Grape seed proanthocyanidins inhibit the proliferation, migration and invasion of tongue squamous cell carcinoma cells through suppressing the protein kinase B/nuclear factor-κB signaling pathway.
Int J Mol Med. 2017 Dec ;40(6):1881-1888. Epub 2017 Sep 28. PMID: 29039443

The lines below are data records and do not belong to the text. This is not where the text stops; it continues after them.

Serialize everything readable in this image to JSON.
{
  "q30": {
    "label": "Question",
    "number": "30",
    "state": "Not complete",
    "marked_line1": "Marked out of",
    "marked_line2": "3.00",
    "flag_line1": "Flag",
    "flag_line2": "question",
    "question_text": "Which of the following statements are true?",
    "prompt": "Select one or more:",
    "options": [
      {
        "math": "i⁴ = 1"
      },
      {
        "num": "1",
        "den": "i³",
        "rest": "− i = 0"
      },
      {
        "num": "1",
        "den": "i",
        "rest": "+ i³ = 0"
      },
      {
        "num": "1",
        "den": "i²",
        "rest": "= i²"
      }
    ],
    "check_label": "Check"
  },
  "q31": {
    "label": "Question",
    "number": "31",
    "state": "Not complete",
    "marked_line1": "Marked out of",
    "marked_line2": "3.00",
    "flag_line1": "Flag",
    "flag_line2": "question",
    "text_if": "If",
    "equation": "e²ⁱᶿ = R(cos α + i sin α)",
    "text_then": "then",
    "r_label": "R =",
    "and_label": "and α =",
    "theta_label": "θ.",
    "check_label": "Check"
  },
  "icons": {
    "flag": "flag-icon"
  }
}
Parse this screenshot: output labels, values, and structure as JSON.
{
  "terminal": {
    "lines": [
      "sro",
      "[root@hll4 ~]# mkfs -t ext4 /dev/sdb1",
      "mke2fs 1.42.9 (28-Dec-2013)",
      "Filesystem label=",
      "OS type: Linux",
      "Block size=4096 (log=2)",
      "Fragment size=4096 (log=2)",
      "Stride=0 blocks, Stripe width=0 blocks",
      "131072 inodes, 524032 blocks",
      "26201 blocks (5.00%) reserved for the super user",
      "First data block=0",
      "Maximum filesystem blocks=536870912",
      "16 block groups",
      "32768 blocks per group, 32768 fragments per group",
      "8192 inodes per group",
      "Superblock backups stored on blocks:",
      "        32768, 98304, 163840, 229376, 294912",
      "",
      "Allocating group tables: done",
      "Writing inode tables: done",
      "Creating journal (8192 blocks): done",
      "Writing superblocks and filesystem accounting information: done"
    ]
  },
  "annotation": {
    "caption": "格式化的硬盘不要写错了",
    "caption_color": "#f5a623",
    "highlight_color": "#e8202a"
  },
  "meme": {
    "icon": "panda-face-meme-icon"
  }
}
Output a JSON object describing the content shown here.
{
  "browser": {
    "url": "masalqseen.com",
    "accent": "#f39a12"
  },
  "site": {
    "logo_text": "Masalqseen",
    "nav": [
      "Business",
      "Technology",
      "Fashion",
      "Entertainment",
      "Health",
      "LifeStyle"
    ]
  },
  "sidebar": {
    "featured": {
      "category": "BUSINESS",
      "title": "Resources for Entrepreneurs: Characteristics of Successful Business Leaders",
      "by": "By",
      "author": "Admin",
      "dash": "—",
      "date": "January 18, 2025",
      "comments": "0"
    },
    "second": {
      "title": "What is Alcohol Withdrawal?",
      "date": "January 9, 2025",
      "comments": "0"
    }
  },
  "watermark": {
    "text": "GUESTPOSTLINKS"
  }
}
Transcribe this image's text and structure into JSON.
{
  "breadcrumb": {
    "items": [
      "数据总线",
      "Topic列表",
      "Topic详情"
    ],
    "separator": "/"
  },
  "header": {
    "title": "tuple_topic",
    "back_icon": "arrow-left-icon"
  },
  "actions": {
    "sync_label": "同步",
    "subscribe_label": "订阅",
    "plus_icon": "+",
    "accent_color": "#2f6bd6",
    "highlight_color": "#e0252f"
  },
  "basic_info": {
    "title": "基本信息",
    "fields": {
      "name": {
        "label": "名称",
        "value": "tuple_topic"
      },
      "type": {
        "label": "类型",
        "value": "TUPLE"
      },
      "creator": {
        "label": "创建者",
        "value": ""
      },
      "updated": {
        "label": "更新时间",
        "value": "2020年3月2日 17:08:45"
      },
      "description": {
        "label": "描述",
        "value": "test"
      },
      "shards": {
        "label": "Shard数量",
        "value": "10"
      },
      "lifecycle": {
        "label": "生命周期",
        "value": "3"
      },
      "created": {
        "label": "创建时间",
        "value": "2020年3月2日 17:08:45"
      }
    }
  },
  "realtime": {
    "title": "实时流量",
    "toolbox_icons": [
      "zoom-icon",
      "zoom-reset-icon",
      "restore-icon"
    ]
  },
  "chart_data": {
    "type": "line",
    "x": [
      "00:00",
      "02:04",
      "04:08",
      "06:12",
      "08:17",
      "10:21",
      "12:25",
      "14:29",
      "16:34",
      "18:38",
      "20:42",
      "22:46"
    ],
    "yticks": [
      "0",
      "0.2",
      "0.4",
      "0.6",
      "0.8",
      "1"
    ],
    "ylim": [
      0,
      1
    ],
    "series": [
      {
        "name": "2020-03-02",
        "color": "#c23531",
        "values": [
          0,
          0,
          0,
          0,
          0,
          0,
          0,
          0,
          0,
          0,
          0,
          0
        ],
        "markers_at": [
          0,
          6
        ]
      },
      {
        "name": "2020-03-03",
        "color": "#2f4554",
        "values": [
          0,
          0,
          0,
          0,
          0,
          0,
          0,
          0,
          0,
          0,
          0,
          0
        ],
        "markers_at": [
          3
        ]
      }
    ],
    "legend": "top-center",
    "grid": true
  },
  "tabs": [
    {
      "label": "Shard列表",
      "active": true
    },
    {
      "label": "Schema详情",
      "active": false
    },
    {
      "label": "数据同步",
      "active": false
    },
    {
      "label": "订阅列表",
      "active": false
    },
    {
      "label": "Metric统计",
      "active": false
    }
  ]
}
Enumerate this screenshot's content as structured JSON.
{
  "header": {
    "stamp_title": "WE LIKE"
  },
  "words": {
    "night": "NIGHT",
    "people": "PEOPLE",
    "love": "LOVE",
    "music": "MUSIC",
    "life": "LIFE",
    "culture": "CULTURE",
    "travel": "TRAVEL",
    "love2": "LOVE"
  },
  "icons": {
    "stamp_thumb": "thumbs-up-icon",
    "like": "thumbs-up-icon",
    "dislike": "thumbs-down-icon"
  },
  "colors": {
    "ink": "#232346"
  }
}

Tongue squamous cell carcinoma (TSCC) is the most common oral squamous cell carcinoma. Despite significant advances in combined therapies, the 5-year survival rate of patients with TSCC has not notably improved; this is due to regional recurrences and lymph node metastasis. Grape seed proanthocyanidins (GSPs) are consumed as dietary supplements worldwide and possess anticancer activity against several different types of cancer. However, their effect on TSCC and the underlying mechanisms by which they function remain unclear. In the present study, it was identified that GSPs significantly inhibited the viability and induced the apoptosis of Tca8113 cells in a dose-dependent manner. This was associated with a significantly increased expression of the pro-apoptosis regulator BAX protein and a significantly decreased expression of the anti-apoptosis regulator Bcl-2 protein at 100 µg/ml GSPs. In addition, at non-toxic concentrations GSPs significantly inhibited the secretion of matrix metalloproteinase-2 (MMP-2) and MMP-9 from Tca8113 cells, as well as their migration and invasion. Furthermore, it was demonstrated that GSPs significantly inhibited the phosphorylation of protein kinase B (Akt) and IκB kinase, as well as the translocation of nuclear factor-κB (NF-κB) into the nucleus of Tca8113 cells. Taken together, these results suggest that GSPs inhibit the proliferation, migration and invasion of Tca8113 cells through suppression of the Akt/NF-κB signaling pathway. This indicates that GSPs may be developed as a novel potential chemopreventive agent against TSCC.